**Task item:** Among the entries, find the lines with the string "title" and report them.

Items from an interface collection
>>

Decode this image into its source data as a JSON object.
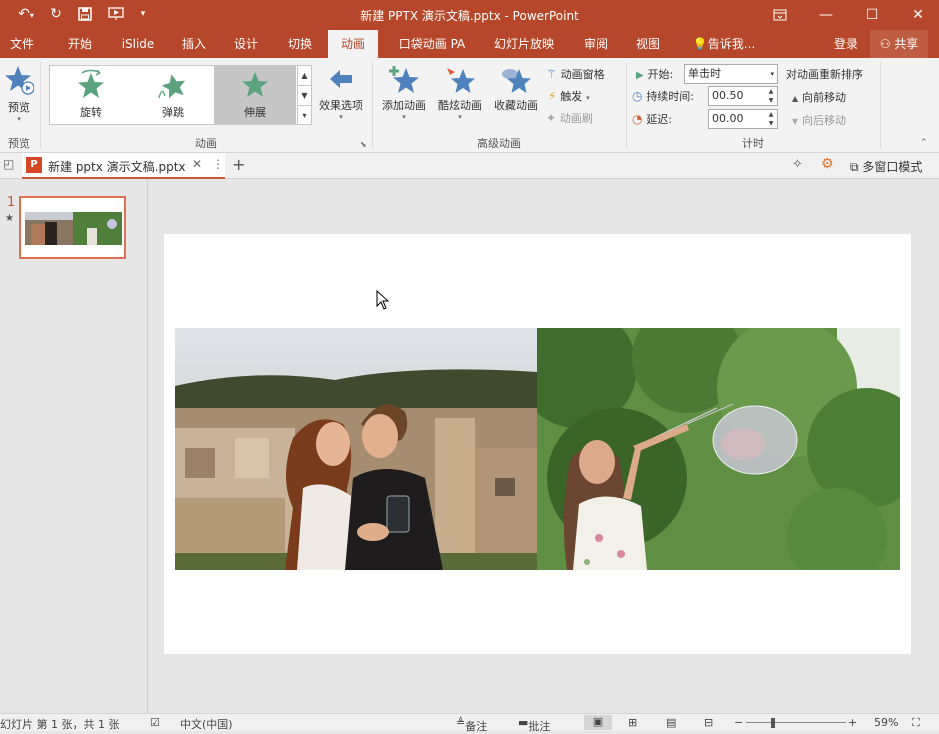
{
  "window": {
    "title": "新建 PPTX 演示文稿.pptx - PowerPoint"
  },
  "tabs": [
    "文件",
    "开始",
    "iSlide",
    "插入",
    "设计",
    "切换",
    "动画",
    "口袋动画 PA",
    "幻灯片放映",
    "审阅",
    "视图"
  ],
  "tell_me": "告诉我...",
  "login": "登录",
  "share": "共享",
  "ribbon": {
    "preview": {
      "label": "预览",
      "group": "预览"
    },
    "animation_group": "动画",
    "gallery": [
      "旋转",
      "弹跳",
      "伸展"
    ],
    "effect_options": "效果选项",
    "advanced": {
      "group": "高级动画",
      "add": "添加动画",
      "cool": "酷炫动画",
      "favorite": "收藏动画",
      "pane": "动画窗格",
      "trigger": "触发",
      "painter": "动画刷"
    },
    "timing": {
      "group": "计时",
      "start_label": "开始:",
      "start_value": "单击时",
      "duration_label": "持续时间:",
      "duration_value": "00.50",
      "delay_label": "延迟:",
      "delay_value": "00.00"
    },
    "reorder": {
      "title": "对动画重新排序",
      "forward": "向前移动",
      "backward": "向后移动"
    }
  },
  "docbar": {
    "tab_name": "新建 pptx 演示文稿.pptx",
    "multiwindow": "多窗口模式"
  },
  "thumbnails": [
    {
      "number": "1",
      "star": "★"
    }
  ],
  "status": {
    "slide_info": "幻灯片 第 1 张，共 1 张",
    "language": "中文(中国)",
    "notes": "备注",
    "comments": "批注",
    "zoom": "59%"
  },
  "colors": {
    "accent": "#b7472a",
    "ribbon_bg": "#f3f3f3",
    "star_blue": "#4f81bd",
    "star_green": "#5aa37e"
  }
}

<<

**Solution:**
    "title": "新建 PPTX 演示文稿.pptx - PowerPoint"
      "title": "对动画重新排序",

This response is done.